Asia

Otto Warmbier's father doubts N Korea story on son's coma

Media playback is unsupported on your device
Media captionOtto Warmbier's dad: N Korea's treatment of my son 'horrible'

The emotional father of a US student freed by North Korea this week says he does not believe the regime's explanation for his son's coma.

The regime said 22-year-old Otto Warmbier's medical condition was caused last year by botulism and a sleeping pill he was given after his trial.

But Fred Warmbier said his son had been treated "brutally".

He spoke as an Ohio hospital said Otto had suffered a "severe neurological injury" and is in a stable condition.

"We went for 15 months without a word from or about Otto," Mr Warmbier said of his son, who fought back tears at Thursday's press conference in Cincinnati, Ohio.

"It was only a week ago that the North Korean government now claims that he was in a coma for almost all of that time.

Image copyright Reuters
Image caption Medical personnel were seen transferring a person believed to be Mr Warmbier to an ambulance at an airport in Cincinnati on Tuesday night

"Even if you believe their explanation of botulism and a sleeping pill causing the coma - and we don't - there's no excuse for a civilised nation to have kept his condition secret and to have denied him top notch medical care."

Otto Warmbier, an economics student from the University of Virginia, was arrested in January 2016 while visiting North Korea as a tourist.


What is botulism?

Botulism is a type of poisoning which can cause total body paralysis, difficulty in breathing and death in some cases.

It's caused by the clostridium botulinum bacteria, but the symptoms of botulism are not from the bacteria themselves.

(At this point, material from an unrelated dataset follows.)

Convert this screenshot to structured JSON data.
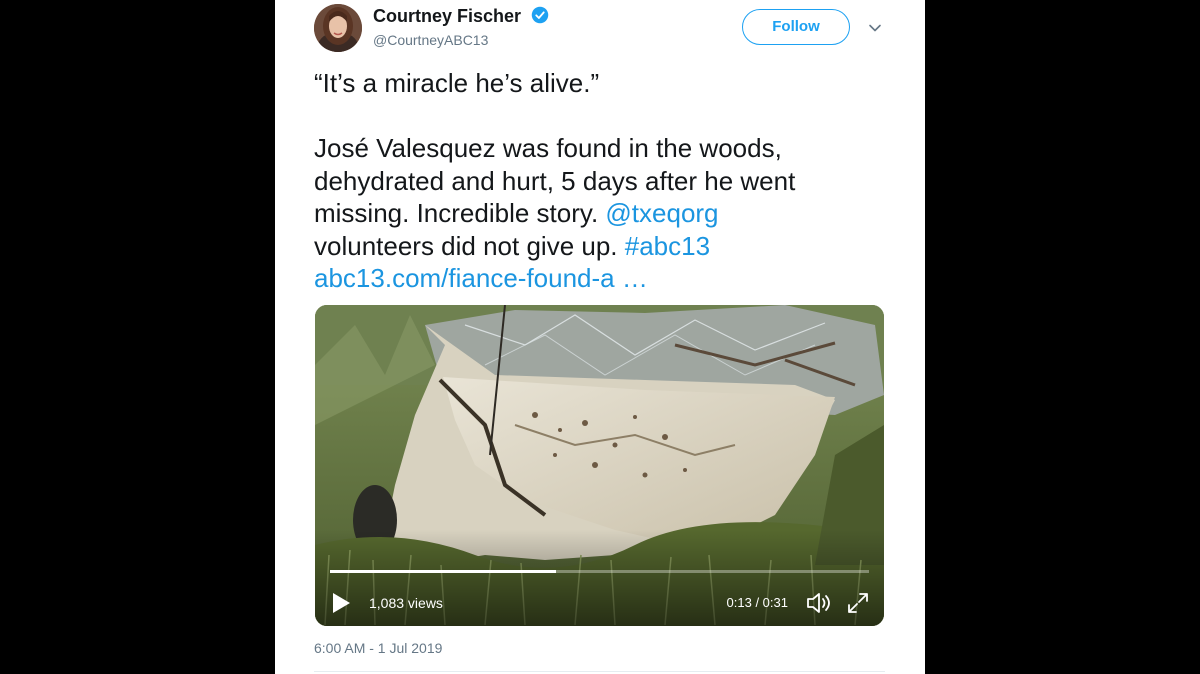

Instead, the microscopic organisms produce a powerful toxin which attacks the nervous system and causes paralysis.

That poison is called botulinum - which you may know for its commercial use in Botox, which removes wrinkles by paralysing facial muscles.

Botulism is contracted in two ways in adults - by eating food contaminated with the toxin, or through wounds.

The foodborne method happens when the bacteria are tinned or stored in food in another way that deprives them from air (which is when they produce the poison).

This rarely happens in modern western food production, but is what North Korea claims happened to Mr Warmbier.


He was given a 15-year prison sentence for attempting to steal a propaganda sign from a hotel.

Fred Warmbier told reporters his son had been held as a "war criminal'.

He said he and his wife, Cindy, had relied "on this false premise that they would treat Otto fairly and let him go".

Image copyright Getty Images
Image caption Fred Warmbier says he never heard about or from his son during his 15-month detention

In honour of his son, Fred Warmbier wore the same jacket Otto was wearing when he was paraded before media to tearfully confess to attempting to take the sign as a "trophy" for a US church.

Mr Warmbier also appeared to criticise the Obama administration for failing to help secure his son's release.

How harsh is prison in North Korea?

"When Otto was first taken we were advised by the past administration to take a low profile while they worked to obtain his release," he said.

"We did so without result. Earlier this year Cindy and I decided the time for strategic patience was over."

The university student was freed hours after US basketball star Dennis Rodman arrived in North Korea, but Fred Warmbier said the professional athlete's visit had nothing to do with his son's release.

Media playback is unsupported on your device
Media captionUS student Otto Warmbier said he was "a poor scapegoat" before he was jailed in 2016

The US has in the past accused North Korea of detaining Americans as political pawns in negotiations over its nuclear weapons programme.

Pyongyang has accused Washington and South Korea of sending spies to overthrow its regime.

Three Americans remain in custody in North Korea.

The detentions have come at a time of heightened tension between North Korea and the US and its regional neighbours.

Related Topics